Soil study could help unearth new drugs

Fresh discoveries about how bacteria thrive could aid the quest for new drugs to fight infections, a University study shows.

Researchers have found that bugs’ ability to prosper in the earth is more complex than previously thought.

The study challenges an existing theory that bacteria can only thrive in their natural environment.

Multiple factors

Researchers say bacterial distribution is controlled by factors which may include nutrient and water content, numbers of predators and levels of competition between species.

How factors in soil interact dictates where bacteria are found and understanding them better could provide researchers with a clearer picture of how soil ecosystems function.

This could help scientists increase yields from crops and enable researchers to identify antimicrobial agents that could be developed as new antibiotics.

Bacteria in soil produce potent biological agents for defence that kill fungi and other bugs. Scientists say these can be developed as antibiotic drugs.

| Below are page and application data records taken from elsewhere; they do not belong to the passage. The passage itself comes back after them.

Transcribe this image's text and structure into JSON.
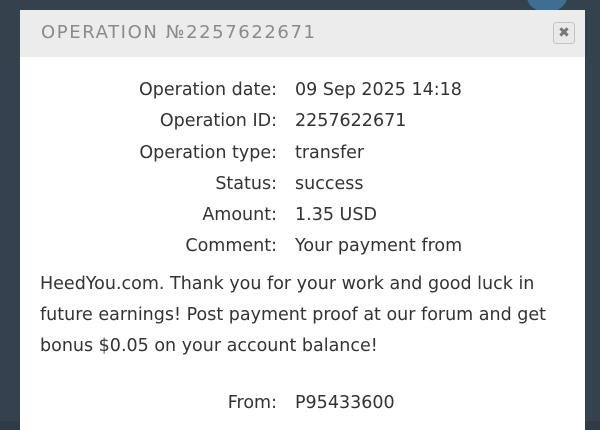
{
  "modal": {
    "title": "OPERATION №2257622671",
    "close_icon": "close-icon",
    "colors": {
      "header_bg": "#ececec",
      "title_text": "#8a8a8a",
      "body_text": "#333333",
      "backdrop": "#34424b"
    }
  },
  "details": {
    "date_label": "Operation date:",
    "date_value": "09 Sep 2025 14:18",
    "id_label": "Operation ID:",
    "id_value": "2257622671",
    "type_label": "Operation type:",
    "type_value": "transfer",
    "status_label": "Status:",
    "status_value": "success",
    "amount_label": "Amount:",
    "amount_value": "1.35 USD",
    "comment_label": "Comment:",
    "comment_first_line": "Your payment from",
    "comment_rest": "HeedYou.com. Thank you for your work and good luck in\nfuture earnings! Post payment proof at our forum and get\nbonus $0.05 on your account balance!",
    "from_label": "From:",
    "from_value": "P95433600"
  }
}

Thriving in soil

Researchers found that bacteria can also thrive in non-native environments.

The team collected bacteria and soil samples from a forest in Western Quebec, Canada.

They grew bacteria in soils from each of the sites sampled and found that they could prosper in a variety of different environmental conditions.

Complex ecosystem

The study casts doubt on the belief that the survival of soil bacteria is governed exclusively by the Baas Becking theory that states that bugs can only survive in their native environment.

The study, published in the journal The American Naturalist, was supported by the Natural Sciences and Engineering Research Council of Canada.

Soil often gets overlooked as an ecosystem, even though it is absolutely crucial for nutrient cycling, food and fibre production and the discovery of antibiotic compounds. It is surprising how little we know about the hundreds of thousands of bacteria which ensure the functioning of this ecosystem.

Susanne KraemerSchool of Biological Sciences